June has meant that I have been spending a great deal of time watching the World Cup Cricket so my reading has taken a back seat. I have still managed to read a few books.
Another library book but one I wished I had bought as it would have been good to be able to pass it on to my reading group.
If you had to pick five people to sum up your life, who would they be? If you were to raise a glass to each of them, what would you say? And what would you learn about yourself, when all is said and done?
“‘I’m here to remember – all that I have been and all that I will never be again.’
At the bar of a grand hotel in a small Irish town sits 84-year-old Maurice Hannigan. He’s alone, as usual -though tonight is anything but. Pull up a stool and charge your glass, because Maurice is finally ready to tell his story.
Over the course of this evening, he will raise five toasts to the five people who have meant the most to him. Through these stories – of unspoken joy and regret, a secret tragedy kept hidden, a fierce love that never found its voice – the life of one man will be powerfully and poignantly laid bare.”
Nothing more to say. A truly wonderful book, particularly for those of us in our senior years.
This book was lent to me from one of my book group friends. It is what I would call a joyous book even though it is set in a harrowing time and place.
“In 1922, Count Alexander Rostov is deemed an unrepentant aristocrat by a Bolshevik tribunal, and is sentenced to house arrest in the Metropol, a grand hotel across the street from the Kremlin. Rostov, an indomitable man of erudition and wit, has never worked a day in his life, and must now live in an attic room while some of the most tumultuous decades in Russian history are unfolding outside the hotel’s doors. Unexpectedly, his reduced circumstances provide him entry into a much larger world of emotional discovery.”

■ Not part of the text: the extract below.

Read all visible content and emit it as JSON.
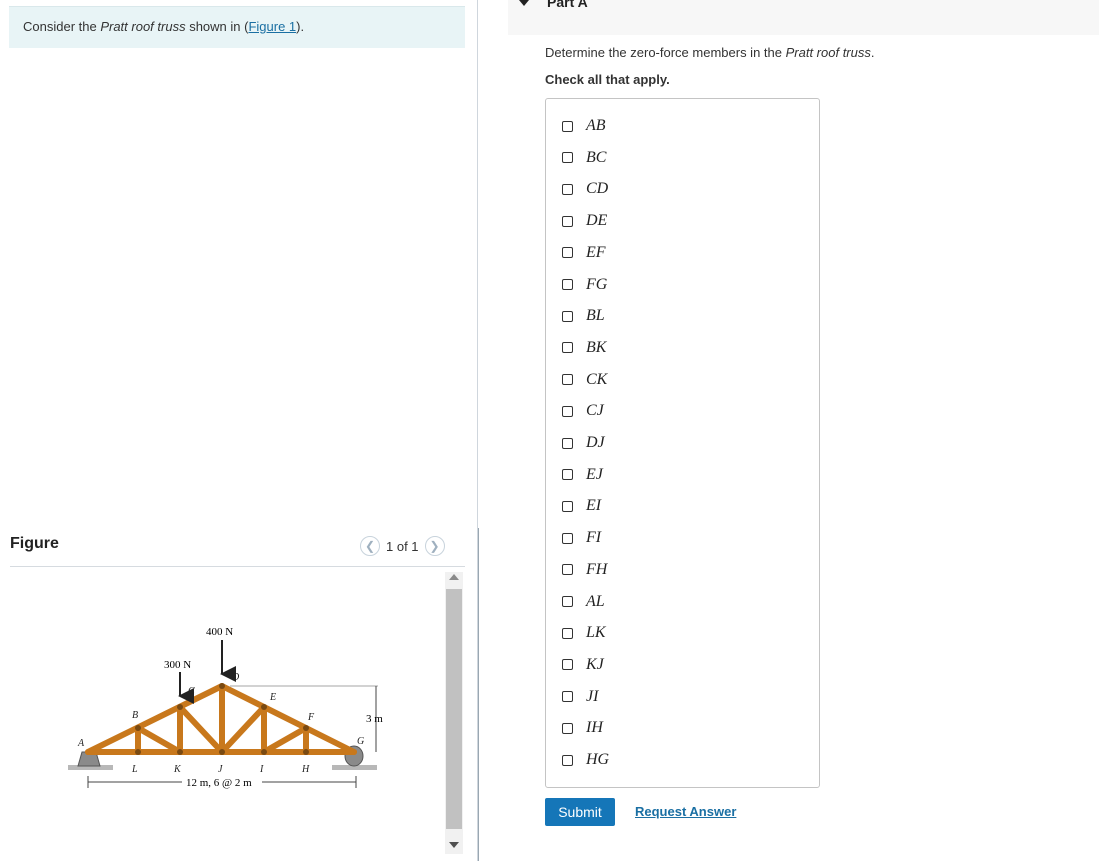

After finishing the book I thought it would make a wonderful movie, apparently others thought so too.
Period drama news and reviews, from the website Willow and Thatch, well worth a read of this article on A Gentleman in Moscow.
And a finish with this nifty little video.

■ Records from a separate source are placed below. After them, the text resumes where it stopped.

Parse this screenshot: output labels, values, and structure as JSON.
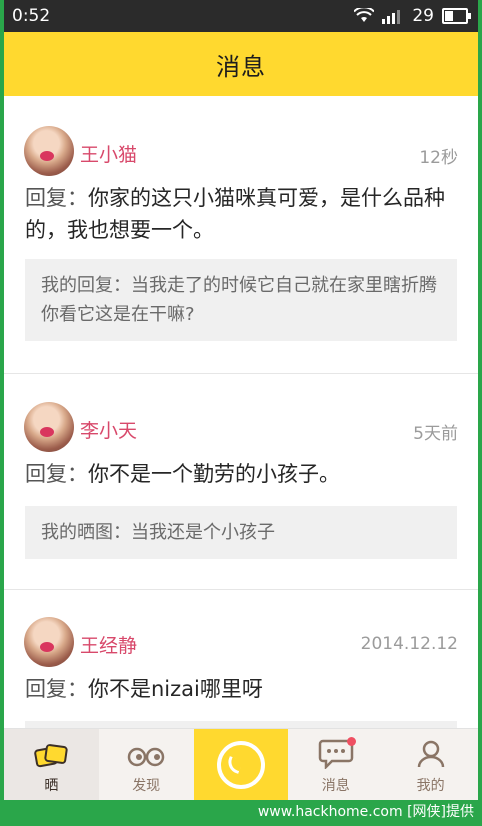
{
  "status_bar": {
    "time": "0:52",
    "battery": "29"
  },
  "header": {
    "title": "消息"
  },
  "messages": [
    {
      "name": "王小猫",
      "time": "12秒",
      "reply_prefix": "回复：",
      "reply": "你家的这只小猫咪真可爱，是什么品种的，我也想要一个。",
      "quote": "我的回复：当我走了的时候它自己就在家里瞎折腾你看它这是在干嘛?"
    },
    {
      "name": "李小天",
      "time": "5天前",
      "reply_prefix": "回复：",
      "reply": "你不是一个勤劳的小孩子。",
      "quote": "我的晒图：当我还是个小孩子"
    },
    {
      "name": "王经静",
      "time": "2014.12.12",
      "reply_prefix": "回复：",
      "reply": "你不是nizai哪里呀",
      "quote": ""
    }
  ],
  "tabs": [
    {
      "label": "晒"
    },
    {
      "label": "发现"
    },
    {
      "label": ""
    },
    {
      "label": "消息"
    },
    {
      "label": "我的"
    }
  ],
  "watermark": "www.hackhome.com [网侠]提供",
  "colors": {
    "accent": "#ffd92f",
    "name": "#d8496b",
    "badge": "#ef5062"
  }
}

11 Comments Add yours
I adored Gentleman in Moscow too. It’s so beautifully written.
Glad you enjoyed it too. It was such a beautifully written book, as you say.
I can’t watch cricket anymore. I find it tedious after the cult of personality set in after Ponting. Not that I’m a fan of Ponting either. I miss the Thommo era and the likes of Doug Walters. Yea, I know, I’m an old bloke.

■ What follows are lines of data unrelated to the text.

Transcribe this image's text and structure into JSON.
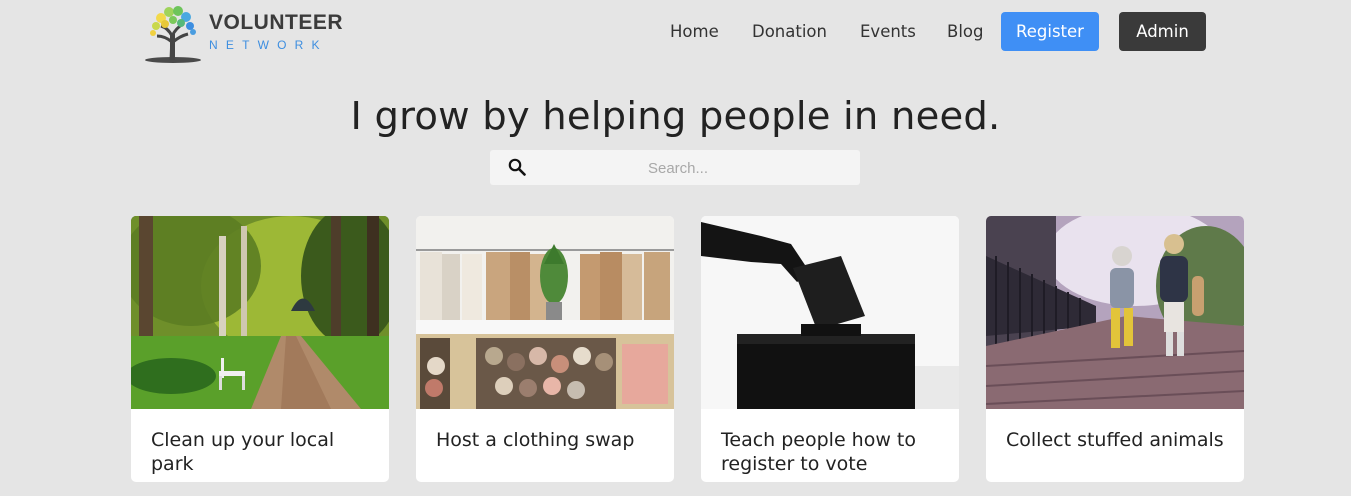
{
  "brand": {
    "name_top": "VOLUNTEER",
    "name_bottom": "NETWORK"
  },
  "nav": {
    "links": [
      "Home",
      "Donation",
      "Events",
      "Blog"
    ],
    "register_label": "Register",
    "admin_label": "Admin"
  },
  "hero": {
    "headline": "I grow by helping people in need."
  },
  "search": {
    "placeholder": "Search..."
  },
  "cards": [
    {
      "title": "Clean up your local park"
    },
    {
      "title": "Host a clothing swap"
    },
    {
      "title": "Teach people how to register to vote"
    },
    {
      "title": "Collect stuffed animals"
    }
  ],
  "colors": {
    "background": "#e5e5e5",
    "register": "#3f8ff5",
    "admin": "#3a3a3a",
    "brand_blue": "#3d8ee0"
  }
}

My favourite era of cricket was the “caught Marsh bowled Lillee era.” If you’r an old bloke them I’m an old woman. 🙂
That was a good era. Even though Jeff Thompson came from NSW I think he did his best for Queensland. Same with Alan Border.
Thanks for the reminder about the Anne Griffin book which I have now ordered.
I just couldn’t get into “A Gentleman in Moscow”. The style just didn’t engage with me and four chapters in I returned it to the library with a reminder in next year’s diary to try reading it again.
Hope you enjoyed the cricket.
I hope you give it another try. A book I found I couldn’t get into is The Clockmaker’s Daughter. It is one that I bought so I have put it aside to try it again at a later date.
The cricket is now getting to the exciting stage with the semi finals coming up soon. I will soon have to choose between cricket and the Tour de France cycling.
I am stuck between Wimbledon and Le Tour.
So very glad you liked Anne Griffin. I am going to try Gentleman in Moscow after your review- a new one on me. I have noticed that we seem to like the same books, more so than I have noticed with any other blogger. If you reckon it’s good it is.
Thanks Cathy, I certainly note with interest the books you have read and as you say we seem to have similar tastes. When I choose from the books you have recommended I certainly enjoy them.
I reserved the book- I am 84th in the list so I reckon a couple of book groups have picked it. I may have to part with hard cash!